*** Opening of AVAILABLE DATA ***

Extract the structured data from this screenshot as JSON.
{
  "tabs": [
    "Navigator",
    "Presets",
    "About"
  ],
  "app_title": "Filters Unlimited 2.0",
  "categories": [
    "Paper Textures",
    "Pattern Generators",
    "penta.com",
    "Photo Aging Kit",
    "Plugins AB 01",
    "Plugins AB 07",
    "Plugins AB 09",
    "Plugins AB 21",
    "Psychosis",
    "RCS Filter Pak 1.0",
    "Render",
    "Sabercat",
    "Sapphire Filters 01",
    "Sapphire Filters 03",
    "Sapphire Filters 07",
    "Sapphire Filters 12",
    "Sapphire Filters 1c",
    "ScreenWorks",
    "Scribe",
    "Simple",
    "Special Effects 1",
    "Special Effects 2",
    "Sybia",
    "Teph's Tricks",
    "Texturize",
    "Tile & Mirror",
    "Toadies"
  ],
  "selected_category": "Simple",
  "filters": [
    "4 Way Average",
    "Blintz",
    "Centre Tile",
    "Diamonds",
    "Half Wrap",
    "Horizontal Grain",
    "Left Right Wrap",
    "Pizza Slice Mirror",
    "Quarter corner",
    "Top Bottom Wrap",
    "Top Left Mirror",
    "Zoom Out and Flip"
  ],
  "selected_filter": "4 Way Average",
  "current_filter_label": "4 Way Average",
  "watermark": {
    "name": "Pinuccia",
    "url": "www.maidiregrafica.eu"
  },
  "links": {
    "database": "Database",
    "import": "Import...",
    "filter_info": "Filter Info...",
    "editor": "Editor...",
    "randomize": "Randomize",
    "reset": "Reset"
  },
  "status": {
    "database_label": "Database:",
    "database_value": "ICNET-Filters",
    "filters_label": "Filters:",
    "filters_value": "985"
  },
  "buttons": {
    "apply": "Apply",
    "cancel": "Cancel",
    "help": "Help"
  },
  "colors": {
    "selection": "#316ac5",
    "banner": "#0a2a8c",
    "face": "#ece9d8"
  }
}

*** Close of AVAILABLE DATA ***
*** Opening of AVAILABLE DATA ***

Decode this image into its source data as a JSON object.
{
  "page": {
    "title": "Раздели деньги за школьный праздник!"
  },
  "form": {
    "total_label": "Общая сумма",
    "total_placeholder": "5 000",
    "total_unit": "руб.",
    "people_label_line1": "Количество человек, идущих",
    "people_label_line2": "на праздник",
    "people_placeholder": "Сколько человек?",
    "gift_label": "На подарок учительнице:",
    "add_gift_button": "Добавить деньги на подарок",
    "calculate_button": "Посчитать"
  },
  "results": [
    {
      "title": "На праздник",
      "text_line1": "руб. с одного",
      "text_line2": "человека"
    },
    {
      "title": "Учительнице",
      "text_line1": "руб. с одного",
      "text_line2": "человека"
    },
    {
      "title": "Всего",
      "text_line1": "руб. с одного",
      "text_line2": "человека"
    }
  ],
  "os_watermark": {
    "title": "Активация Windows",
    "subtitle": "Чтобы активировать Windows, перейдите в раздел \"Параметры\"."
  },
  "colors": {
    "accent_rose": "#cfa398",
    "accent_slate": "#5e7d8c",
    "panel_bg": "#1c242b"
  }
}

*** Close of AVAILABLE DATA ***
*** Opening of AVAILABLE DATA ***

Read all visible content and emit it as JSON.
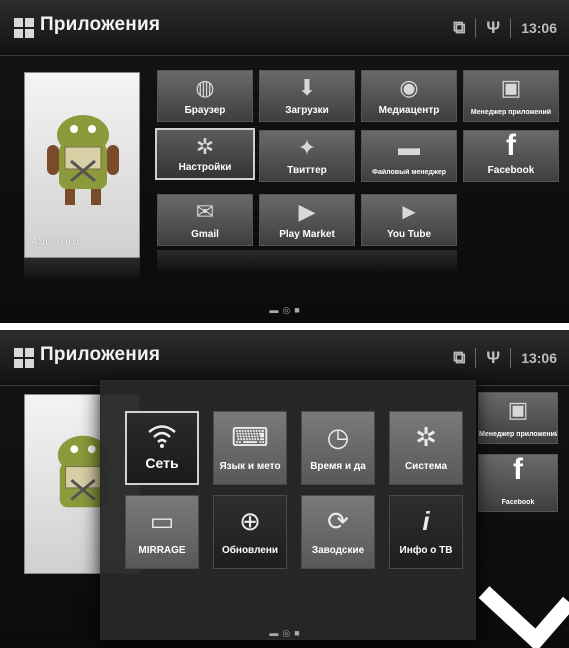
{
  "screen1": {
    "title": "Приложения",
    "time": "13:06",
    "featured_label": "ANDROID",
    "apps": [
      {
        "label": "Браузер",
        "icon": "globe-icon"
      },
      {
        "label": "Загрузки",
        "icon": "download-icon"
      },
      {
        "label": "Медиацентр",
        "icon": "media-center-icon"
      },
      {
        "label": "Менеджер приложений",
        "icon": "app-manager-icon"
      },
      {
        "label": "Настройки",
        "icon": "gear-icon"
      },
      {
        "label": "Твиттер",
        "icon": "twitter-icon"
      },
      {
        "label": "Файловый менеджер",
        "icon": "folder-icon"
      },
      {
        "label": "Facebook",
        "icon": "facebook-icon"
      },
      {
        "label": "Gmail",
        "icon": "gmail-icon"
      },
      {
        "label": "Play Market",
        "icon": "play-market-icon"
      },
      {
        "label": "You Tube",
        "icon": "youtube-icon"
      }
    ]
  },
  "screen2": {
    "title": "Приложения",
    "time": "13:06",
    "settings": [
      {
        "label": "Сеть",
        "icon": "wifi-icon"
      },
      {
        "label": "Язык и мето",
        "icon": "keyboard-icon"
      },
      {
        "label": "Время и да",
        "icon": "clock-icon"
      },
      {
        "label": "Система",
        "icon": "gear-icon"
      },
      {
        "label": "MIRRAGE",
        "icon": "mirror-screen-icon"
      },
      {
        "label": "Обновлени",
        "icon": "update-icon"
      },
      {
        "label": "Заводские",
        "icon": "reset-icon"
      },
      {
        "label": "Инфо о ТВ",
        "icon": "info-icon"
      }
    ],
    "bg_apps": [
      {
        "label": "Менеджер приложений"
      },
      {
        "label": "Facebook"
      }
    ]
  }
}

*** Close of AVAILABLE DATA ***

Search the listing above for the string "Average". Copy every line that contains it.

    "4 Way Average",
  "selected_filter": "4 Way Average",
  "current_filter_label": "4 Way Average",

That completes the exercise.